In today’s edition, I’m updating a map I produced on request to include the two-party-preferred vote (and swing) in 87 out of 88 seats.
The VEC published two-party-preferred figures in seats where the two-candidate-preferred was not between Labor and Coalition (this electorate-level data is available in my data repository). It was, however, impossible to calculate such a figure in Richmond, where the Liberal Party declined to stand a candidate.
Kevin Bonham has calculated three statewide 2PP figures, depending on how you count Richmond:
57.62% to Labor (Uniform swing applied to Richmond – probably fairest method)
57.89% to Labor (Richmond treated as 100% to Labor)
57.35% to Labor (Richmond excluded)
Whichever model you take, it appears that the polls consistently underestimated Labor’s lead. The pollsters had no trouble picking the winner, since the result was so clear, but the polling error was relatively large. This reminds me of Nate Silver’s rule about the direction of polling error:
— Nate Silver (@NateSilver538) May 9, 2017

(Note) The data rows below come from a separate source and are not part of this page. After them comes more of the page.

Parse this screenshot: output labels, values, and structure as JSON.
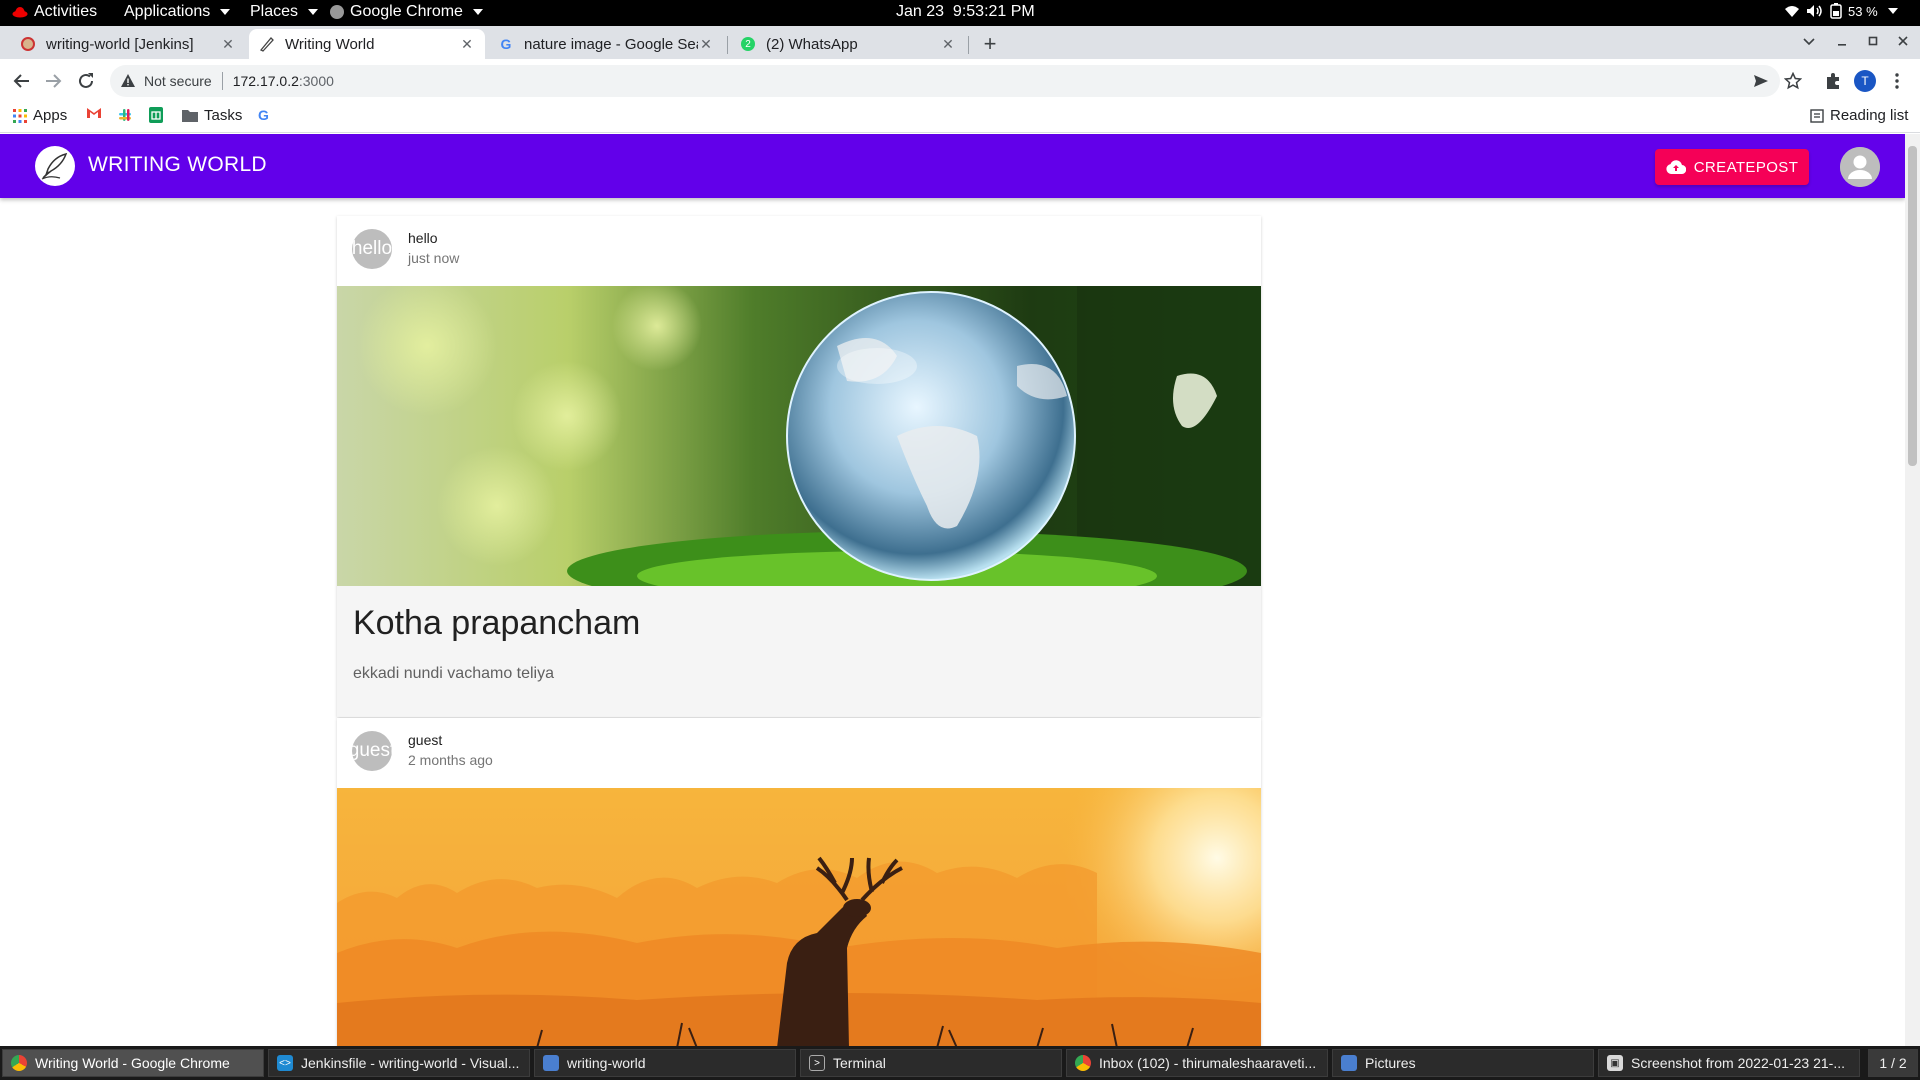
{
  "system_bar": {
    "activities": "Activities",
    "applications": "Applications",
    "places": "Places",
    "app_name": "Google Chrome",
    "clock": "Jan 23  9:53:21 PM",
    "battery": "53 %"
  },
  "browser": {
    "tabs": [
      {
        "title": "writing-world [Jenkins]",
        "icon": "jenkins-icon"
      },
      {
        "title": "Writing World",
        "icon": "pen-icon"
      },
      {
        "title": "nature image - Google Sea",
        "icon": "google-icon"
      },
      {
        "title": "(2) WhatsApp",
        "icon": "whatsapp-icon",
        "badge": "2"
      }
    ],
    "security_label": "Not secure",
    "url_host": "172.17.0.2",
    "url_port": ":3000",
    "bookmarks": {
      "apps": "Apps",
      "tasks": "Tasks",
      "reading_list": "Reading list"
    },
    "profile_initial": "T"
  },
  "app": {
    "brand": "WRITING WORLD",
    "create_button": "CREATEPOST",
    "colors": {
      "primary": "#6200ea",
      "accent": "#f50057"
    }
  },
  "posts": [
    {
      "author": "hello",
      "avatar_alt": "hello",
      "time": "just now",
      "image": "globe-on-moss",
      "title": "Kotha prapancham",
      "description": "ekkadi nundi vachamo teliya"
    },
    {
      "author": "guest",
      "avatar_alt": "guest",
      "time": "2 months ago",
      "image": "deer-sunset"
    }
  ],
  "taskbar": {
    "items": [
      {
        "label": "Writing World - Google Chrome",
        "icon": "chrome-icon"
      },
      {
        "label": "Jenkinsfile - writing-world - Visual...",
        "icon": "vscode-icon"
      },
      {
        "label": "writing-world",
        "icon": "file-manager-icon"
      },
      {
        "label": "Terminal",
        "icon": "terminal-icon"
      },
      {
        "label": "Inbox (102) - thirumaleshaaraveti...",
        "icon": "chrome-icon"
      },
      {
        "label": "Pictures",
        "icon": "file-manager-icon"
      },
      {
        "label": "Screenshot from 2022-01-23 21-...",
        "icon": "image-viewer-icon"
      }
    ],
    "workspace": "1 / 2"
  }
}
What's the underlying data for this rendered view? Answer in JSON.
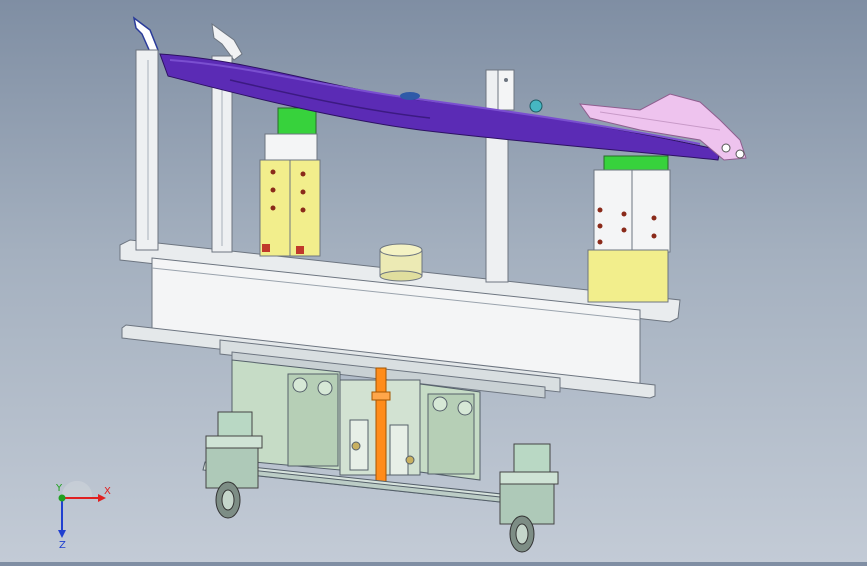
{
  "viewport": {
    "model": "fixture-trolley-assembly",
    "background_top": "#7f8ea3",
    "background_bottom": "#c3cbd6"
  },
  "colors": {
    "part_purple": "#5b2bb5",
    "block_green": "#37d23c",
    "block_yellow": "#f2ee8c",
    "frame_white": "#f1f2f4",
    "base_grey": "#dfe4e6",
    "mechanism_green": "#c6dcc6",
    "screw_orange": "#ff8c1a",
    "caster_green": "#b9d8c4"
  },
  "triad": {
    "x_label": "X",
    "y_label": "Y",
    "z_label": "Z",
    "x_color": "#e02020",
    "y_color": "#20a020",
    "z_color": "#2040d0"
  }
}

The conventional wisdom was that the Andrews government was in at least some trouble, even if some commentators acknowledged that Labor were the favourites for re-election. It does make me wonder if some pollsters were herding towards a more conventional result.
With 2PP data available for all but one seat, I’ve now been able to put together two more maps, one showing the two-party-preferred vote by seat, and the other showing the swing:
The default map shows the swing, but you can toggle to show the two-party-preferred vote.